-------- Records supplied --------
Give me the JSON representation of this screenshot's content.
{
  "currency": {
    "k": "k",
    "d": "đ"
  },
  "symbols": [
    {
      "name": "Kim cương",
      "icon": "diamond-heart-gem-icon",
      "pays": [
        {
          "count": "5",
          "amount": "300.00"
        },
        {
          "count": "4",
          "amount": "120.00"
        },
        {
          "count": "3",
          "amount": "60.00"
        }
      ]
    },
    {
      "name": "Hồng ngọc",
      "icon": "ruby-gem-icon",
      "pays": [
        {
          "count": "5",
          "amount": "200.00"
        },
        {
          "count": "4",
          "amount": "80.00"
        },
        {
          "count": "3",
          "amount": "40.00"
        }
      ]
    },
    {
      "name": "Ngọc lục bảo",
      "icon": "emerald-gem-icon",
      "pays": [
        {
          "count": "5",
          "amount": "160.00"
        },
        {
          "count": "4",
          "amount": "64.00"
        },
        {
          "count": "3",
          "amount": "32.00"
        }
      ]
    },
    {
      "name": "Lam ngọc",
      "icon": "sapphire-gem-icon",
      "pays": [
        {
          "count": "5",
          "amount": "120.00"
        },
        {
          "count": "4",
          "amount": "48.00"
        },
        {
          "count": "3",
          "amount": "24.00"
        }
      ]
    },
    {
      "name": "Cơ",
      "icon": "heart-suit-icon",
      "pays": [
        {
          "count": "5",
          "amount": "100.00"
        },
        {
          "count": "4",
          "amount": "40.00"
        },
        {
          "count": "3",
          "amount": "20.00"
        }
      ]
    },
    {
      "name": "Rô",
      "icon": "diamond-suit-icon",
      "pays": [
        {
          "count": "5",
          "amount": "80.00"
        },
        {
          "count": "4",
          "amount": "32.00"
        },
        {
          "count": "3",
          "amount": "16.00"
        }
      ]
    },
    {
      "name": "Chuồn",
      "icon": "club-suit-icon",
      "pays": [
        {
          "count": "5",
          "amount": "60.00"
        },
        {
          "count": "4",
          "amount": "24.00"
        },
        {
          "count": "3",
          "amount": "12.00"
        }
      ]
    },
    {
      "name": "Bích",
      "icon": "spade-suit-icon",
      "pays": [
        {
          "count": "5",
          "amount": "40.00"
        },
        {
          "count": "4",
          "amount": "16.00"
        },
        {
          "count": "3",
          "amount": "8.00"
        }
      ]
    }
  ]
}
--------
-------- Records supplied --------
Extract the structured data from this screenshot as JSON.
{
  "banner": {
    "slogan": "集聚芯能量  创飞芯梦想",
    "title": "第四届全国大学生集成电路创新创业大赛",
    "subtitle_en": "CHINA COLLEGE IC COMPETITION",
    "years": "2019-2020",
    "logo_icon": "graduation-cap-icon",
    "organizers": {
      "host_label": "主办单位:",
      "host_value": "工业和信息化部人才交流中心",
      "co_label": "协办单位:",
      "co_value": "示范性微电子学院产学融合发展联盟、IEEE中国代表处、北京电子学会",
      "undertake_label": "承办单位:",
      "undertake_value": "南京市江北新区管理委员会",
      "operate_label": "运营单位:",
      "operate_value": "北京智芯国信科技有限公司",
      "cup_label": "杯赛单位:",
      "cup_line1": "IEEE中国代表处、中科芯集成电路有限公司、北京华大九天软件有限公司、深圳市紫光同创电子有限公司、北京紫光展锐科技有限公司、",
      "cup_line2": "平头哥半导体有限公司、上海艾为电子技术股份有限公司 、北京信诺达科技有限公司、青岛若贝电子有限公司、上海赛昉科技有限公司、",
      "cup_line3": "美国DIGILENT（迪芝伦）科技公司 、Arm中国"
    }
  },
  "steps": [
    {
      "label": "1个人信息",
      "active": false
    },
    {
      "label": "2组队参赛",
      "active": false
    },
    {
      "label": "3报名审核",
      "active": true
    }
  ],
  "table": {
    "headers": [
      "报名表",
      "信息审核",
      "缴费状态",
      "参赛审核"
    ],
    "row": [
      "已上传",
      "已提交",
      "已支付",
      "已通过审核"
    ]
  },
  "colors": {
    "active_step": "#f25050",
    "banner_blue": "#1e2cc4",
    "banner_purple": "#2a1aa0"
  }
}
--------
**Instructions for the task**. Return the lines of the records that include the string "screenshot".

**Completed task**.
Give me the JSON representation of this screenshot's content.
Extract the structured data from this screenshot as JSON.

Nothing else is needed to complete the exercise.